I never really understood the point of ‘falling in love’ and I could never see the difference between platonic love and  romantic love. I just saw love as love and as a sexual person told myself that actual love between a romantic couple was just the same love between friends but paired with sexual attraction. When asked if I would marry without being ‘in love’ I responded yes because I know that I can love someone intensely, be intimate emotionally, physically and sexually and spend my life growing with this person without being in love with them. N.B. As a sexual person I still want my sexual relations to be within a committed relationship. I just want that connection with someone because I love being close and intimate. Without this real love, the romantic relationship would just be based on chemical reactions in the brain and there would be no true love where you choose to love someone unconditionally and be there for them no matter what. Basically we are to love all people the same. People prioritizing romantic relationships over those they have with friends and family never made sense to me. My romantic homosexual brother keeps saying that he needs someone to love him and that he needs to find love etc…and all the other dumb amatonormative phrases and I’m annoyed to hear all of them. Why not focus on your friends and family? When I read The Thinking Aro’s post on relationship anarchy I realized I always felt that way.
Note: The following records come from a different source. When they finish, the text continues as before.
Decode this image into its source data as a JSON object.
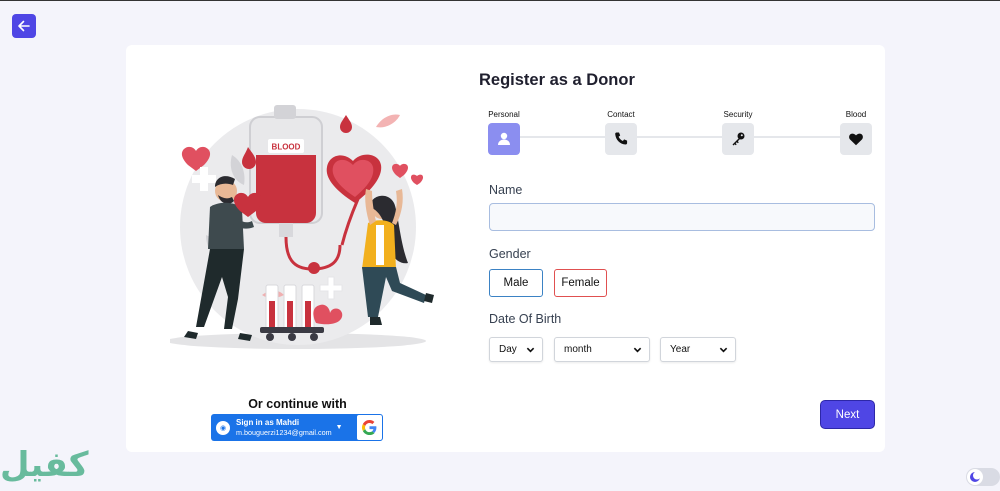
{
  "form": {
    "title": "Register as a Donor",
    "steps": [
      {
        "label": "Personal",
        "icon": "user-icon"
      },
      {
        "label": "Contact",
        "icon": "phone-icon"
      },
      {
        "label": "Security",
        "icon": "key-icon"
      },
      {
        "label": "Blood",
        "icon": "heart-icon"
      }
    ],
    "name_label": "Name",
    "name_value": "",
    "gender_label": "Gender",
    "gender_options": [
      "Male",
      "Female"
    ],
    "dob_label": "Date Of Birth",
    "dob_selects": {
      "day": "Day",
      "month": "month",
      "year": "Year"
    },
    "next_label": "Next"
  },
  "illustration": {
    "bag_label": "BLOOD"
  },
  "social": {
    "continue_label": "Or continue with",
    "google_name": "Sign in as Mahdi",
    "google_email": "m.bouguerzi1234@gmail.com"
  },
  "watermark": "كفيل",
  "colors": {
    "accent": "#4f46e5",
    "step_active": "#8b8ef0",
    "blood_red": "#c8323e",
    "google_blue": "#1a73e8",
    "male_border": "#3b82c4",
    "female_border": "#e05050"
  }
}
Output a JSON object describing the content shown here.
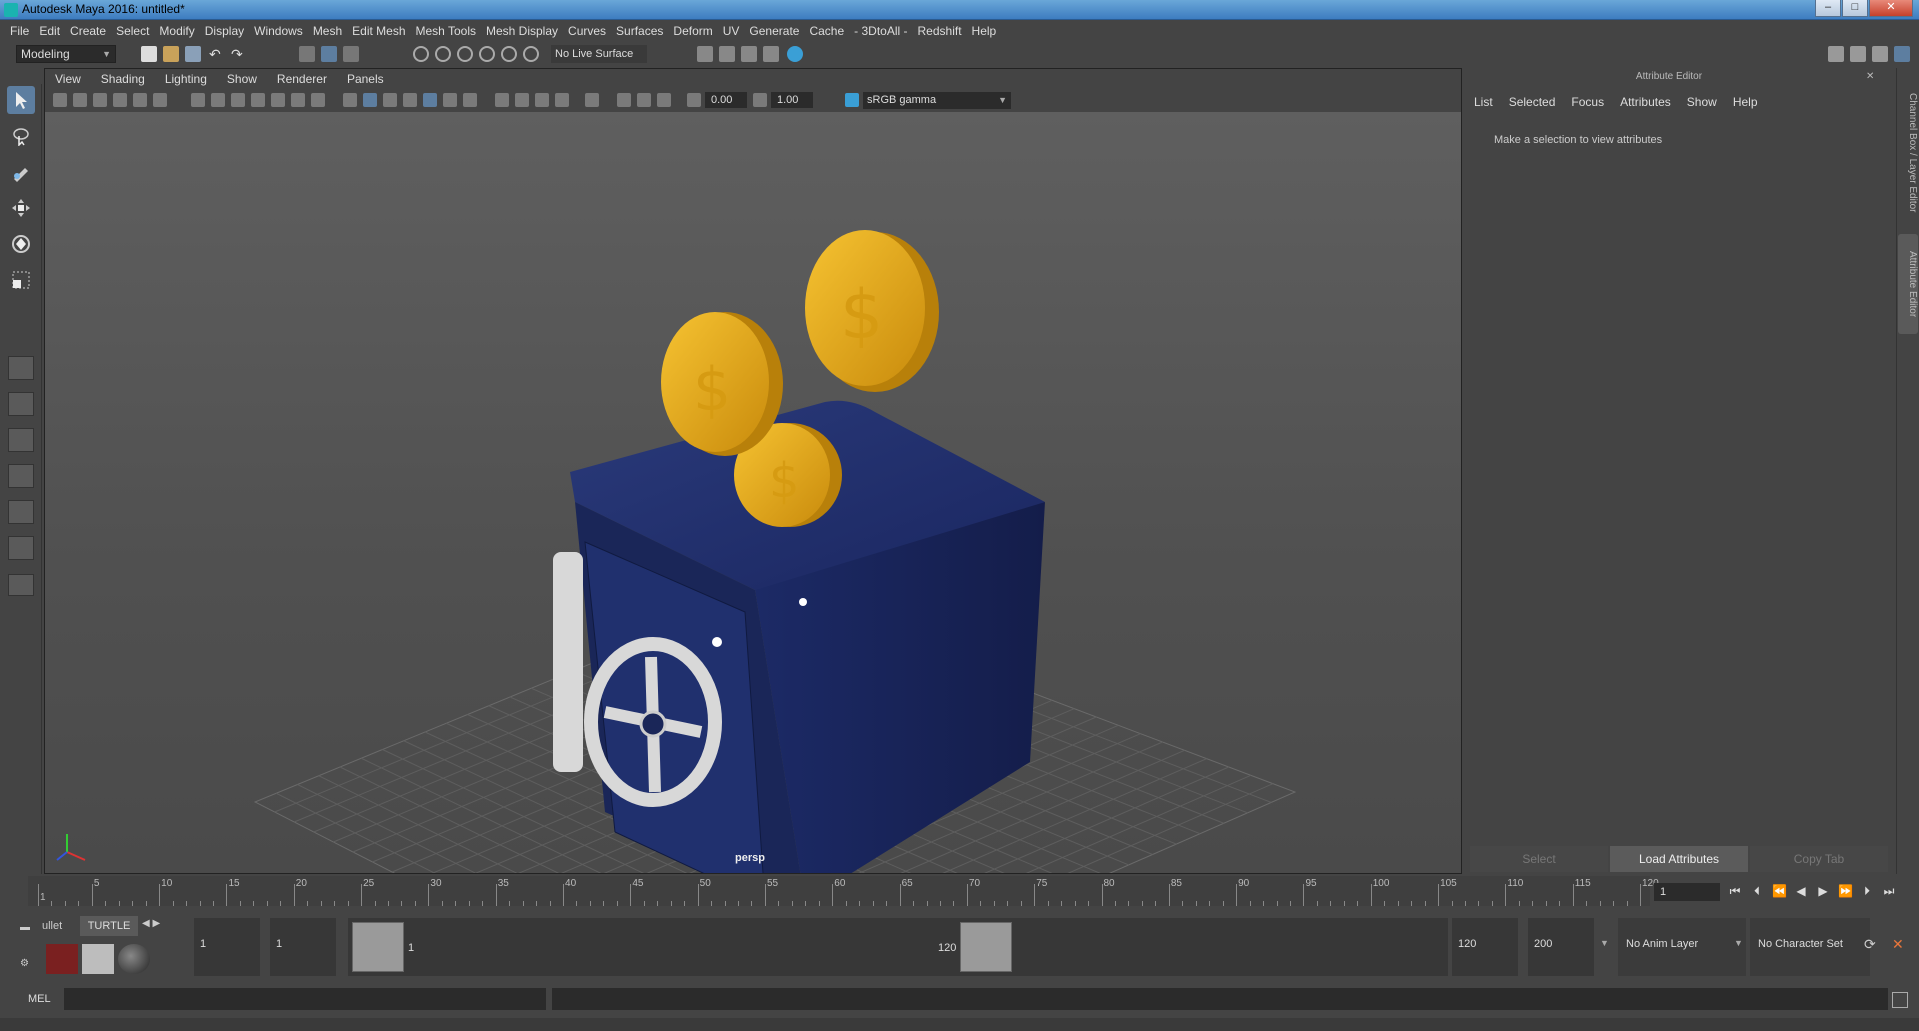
{
  "window": {
    "title": "Autodesk Maya 2016: untitled*",
    "min": "–",
    "max": "□",
    "close": "✕"
  },
  "menu": [
    "File",
    "Edit",
    "Create",
    "Select",
    "Modify",
    "Display",
    "Windows",
    "Mesh",
    "Edit Mesh",
    "Mesh Tools",
    "Mesh Display",
    "Curves",
    "Surfaces",
    "Deform",
    "UV",
    "Generate",
    "Cache",
    "- 3DtoAll -",
    "Redshift",
    "Help"
  ],
  "shelf": {
    "mode": "Modeling",
    "live_surface": "No Live Surface"
  },
  "viewport": {
    "menu": [
      "View",
      "Shading",
      "Lighting",
      "Show",
      "Renderer",
      "Panels"
    ],
    "exposure": "0.00",
    "gamma_value": "1.00",
    "color_space": "sRGB gamma",
    "camera": "persp"
  },
  "attribute_editor": {
    "header": "Attribute Editor",
    "menu": [
      "List",
      "Selected",
      "Focus",
      "Attributes",
      "Show",
      "Help"
    ],
    "message": "Make a selection to view attributes",
    "buttons": [
      "Select",
      "Load Attributes",
      "Copy Tab"
    ]
  },
  "side_tabs": [
    "Channel Box / Layer Editor",
    "Attribute Editor"
  ],
  "timeline": {
    "ticks": [
      1,
      5,
      10,
      15,
      20,
      25,
      30,
      35,
      40,
      45,
      50,
      55,
      60,
      65,
      70,
      75,
      80,
      85,
      90,
      95,
      100,
      105,
      110,
      115,
      120
    ],
    "current_frame": "1"
  },
  "range": {
    "shelf_tabs": [
      "ullet",
      "TURTLE"
    ],
    "start": "1",
    "playback_start": "1",
    "slider_start": "1",
    "slider_end": "120",
    "playback_end": "120",
    "end": "200",
    "anim_layer": "No Anim Layer",
    "character_set": "No Character Set"
  },
  "command": {
    "label": "MEL"
  },
  "colors": {
    "safe": "#1d2a5c",
    "coin": "#e0a317",
    "handle": "#d9d9d9",
    "accent": "#5d7ea0"
  }
}
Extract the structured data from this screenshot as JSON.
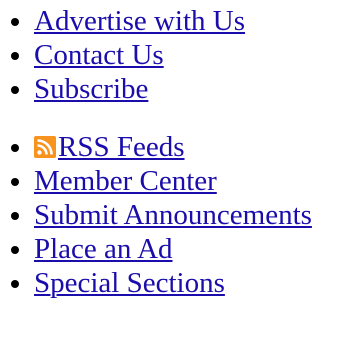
{
  "lists": {
    "top": [
      {
        "label": "Advertise with Us"
      },
      {
        "label": "Contact Us"
      },
      {
        "label": "Subscribe"
      }
    ],
    "bottom": [
      {
        "label": "RSS Feeds",
        "icon": "rss-feed-icon"
      },
      {
        "label": "Member Center"
      },
      {
        "label": "Submit Announcements"
      },
      {
        "label": "Place an Ad"
      },
      {
        "label": "Special Sections"
      }
    ]
  },
  "colors": {
    "link": "#1a0dab",
    "rss_icon": "#f7931e"
  }
}
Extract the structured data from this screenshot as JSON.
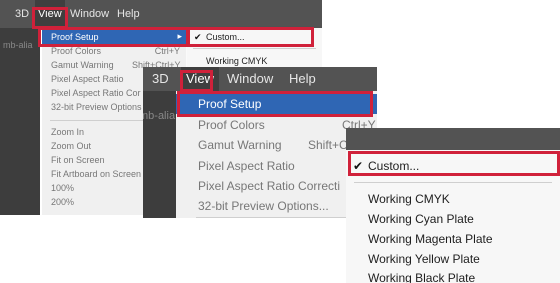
{
  "screen1": {
    "menubar": [
      "3D",
      "View",
      "Window",
      "Help"
    ],
    "tab_ghost": "mb-alia",
    "view_menu": [
      {
        "label": "Proof Setup",
        "shortcut": "",
        "arrow": "▸"
      },
      {
        "label": "Proof Colors",
        "shortcut": "Ctrl+Y"
      },
      {
        "label": "Gamut Warning",
        "shortcut": "Shift+Ctrl+Y"
      },
      {
        "label": "Pixel Aspect Ratio"
      },
      {
        "label": "Pixel Aspect Ratio Cor"
      },
      {
        "label": "32-bit Preview Options"
      },
      {
        "label": "Zoom In"
      },
      {
        "label": "Zoom Out"
      },
      {
        "label": "Fit on Screen"
      },
      {
        "label": "Fit Artboard on Screen"
      },
      {
        "label": "100%"
      },
      {
        "label": "200%"
      }
    ],
    "submenu": {
      "check": "✔",
      "custom": "Custom...",
      "first_item": "Working CMYK"
    }
  },
  "screen2": {
    "menubar": [
      "3D",
      "View",
      "Window",
      "Help"
    ],
    "tab_ghost": "mb-alia",
    "view_menu": [
      {
        "label": "Proof Setup"
      },
      {
        "label": "Proof Colors",
        "shortcut": "Ctrl+Y"
      },
      {
        "label": "Gamut Warning",
        "shortcut": "Shift+C"
      },
      {
        "label": "Pixel Aspect Ratio"
      },
      {
        "label": "Pixel Aspect Ratio Correcti"
      },
      {
        "label": "32-bit Preview Options..."
      }
    ]
  },
  "screen3": {
    "check": "✔",
    "custom": "Custom...",
    "items": [
      "Working CMYK",
      "Working Cyan Plate",
      "Working Magenta Plate",
      "Working Yellow Plate",
      "Working Black Plate"
    ]
  },
  "colors": {
    "accent": "#2f66b4",
    "highlight_border": "#d0213a",
    "menubar": "#535353"
  }
}
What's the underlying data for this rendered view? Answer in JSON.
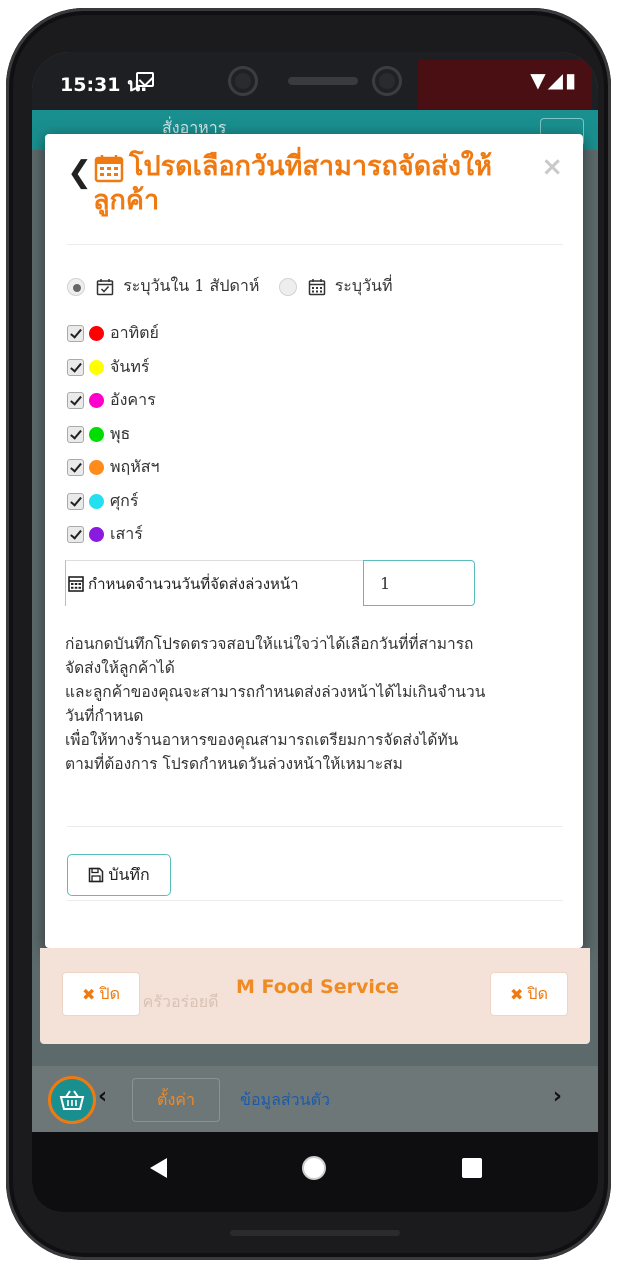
{
  "status_bar": {
    "time": "15:31 น.",
    "mail_icon": "gmail-icon",
    "right_icons": "▼◢▮"
  },
  "header": {
    "title": "สั่งอาหาร"
  },
  "modal": {
    "title": "โปรดเลือกวันที่สามารถจัดส่งให้ลูกค้า",
    "close_glyph": "×",
    "mode_options": [
      {
        "label": "ระบุวันใน 1 สัปดาห์",
        "selected": true
      },
      {
        "label": "ระบุวันที่",
        "selected": false
      }
    ],
    "days": [
      {
        "label": "อาทิตย์",
        "color": "#ff0000",
        "checked": true
      },
      {
        "label": "จันทร์",
        "color": "#ffff00",
        "checked": true
      },
      {
        "label": "อังคาร",
        "color": "#ff00cc",
        "checked": true
      },
      {
        "label": "พุธ",
        "color": "#00dd00",
        "checked": true
      },
      {
        "label": "พฤหัสฯ",
        "color": "#ff8c1a",
        "checked": true
      },
      {
        "label": "ศุกร์",
        "color": "#22e0f0",
        "checked": true
      },
      {
        "label": "เสาร์",
        "color": "#8a1ae0",
        "checked": true
      }
    ],
    "advance_days_label": "กำหนดจำนวนวันที่จัดส่งล่วงหน้า",
    "advance_days_value": "1",
    "notice_lines": [
      "ก่อนกดบันทึกโปรดตรวจสอบให้แน่ใจว่าได้เลือกวันที่ที่สามารถ",
      "จัดส่งให้ลูกค้าได้",
      "และลูกค้าของคุณจะสามารถกำหนดส่งล่วงหน้าได้ไม่เกินจำนวน",
      "วันที่กำหนด",
      "เพื่อให้ทางร้านอาหารของคุณสามารถเตรียมการจัดส่งได้ทัน",
      "ตามที่ต้องการ โปรดกำหนดวันล่วงหน้าให้เหมาะสม"
    ],
    "save_label": "บันทึก"
  },
  "bottom_panel": {
    "title": "M Food Service",
    "ghost_text": "สั่ง ครัวอร่อยดี",
    "close_left": "ปิด",
    "close_right": "ปิด"
  },
  "bottom_nav": {
    "prev_glyph": "‹",
    "next_glyph": "›",
    "tab_settings": "ตั้งค่า",
    "tab_profile": "ข้อมูลส่วนตัว"
  },
  "colors": {
    "accent_orange": "#f07a12",
    "teal": "#1a8f8f",
    "input_border": "#5bbcbc"
  }
}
When I learned about amatonormativity, aromanticism, queerplatonic relationships and relationship anarchy a few days ago I felt like something clicked and I’ve been conflicted within myself and asking myself questions everysince. I’m single right now for several reasons: I’m actually a Christian and I’m waiting to meet someone that sort of shares my beliefs to settle down with, I’m testing myself to see if I am capable of falling in love without any pressure or other factors screwing with my judgement. I don’t see a need for a romantic relationship if I can have this intimacy with a friend.

Hopefully I can learn more about who I am.